Then there’s the myth of how the presidential pardon of a turkey started with Abraham Lincoln when his son begged his dad to save the animal. Actually, it did not. The tradition goes all the way back in history to 1989, when President George H.W. Bush officially pardoned the first one. According to a perhaps apocryphal story, in 1863, Lincoln’s 10-year-old son, Tad, supposedly became fond of a turkey given to the family for a holiday feast. Tad named the turkey Jack and begged his father to save the animal. Lincoln did. The only problem with that as a Thanksgiving story is that Tad’s plea was to save the Christmas turkey!

 

And, finally, you may hear people say that turkey makes them tired. No, it does not.
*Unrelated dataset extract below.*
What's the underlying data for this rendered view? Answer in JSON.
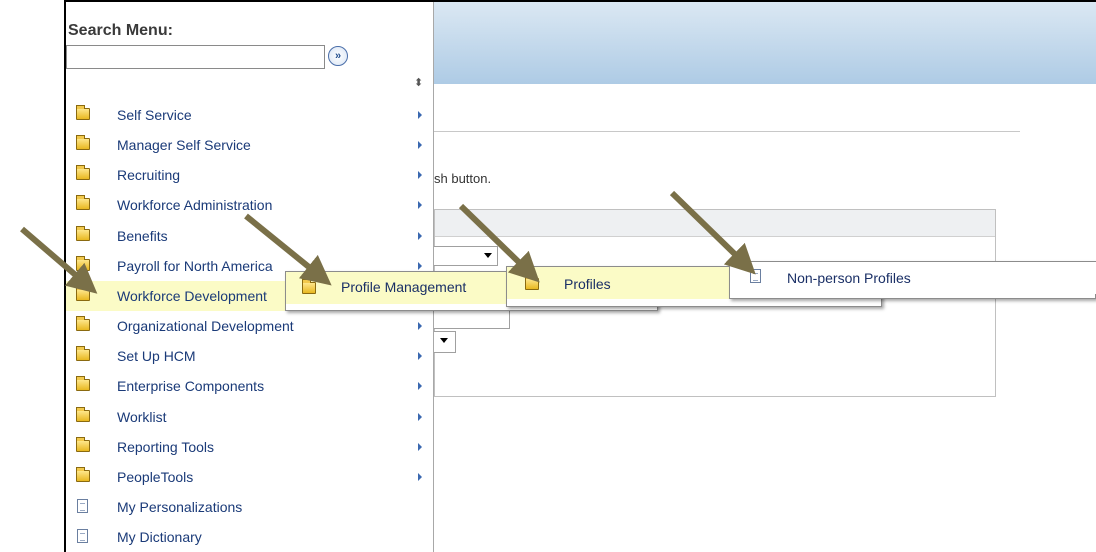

Turkey contains tryptophan, an essential amino acid that is thought to have a sedative effect. As it turns out, turkey does not have any more tryptophan than other foods, including chicken, and even if tryptophan did induce tiredness, there is not enough in turkey to do so. So if you are tired after eating Thanksgiving dinner, do not blame the turkey.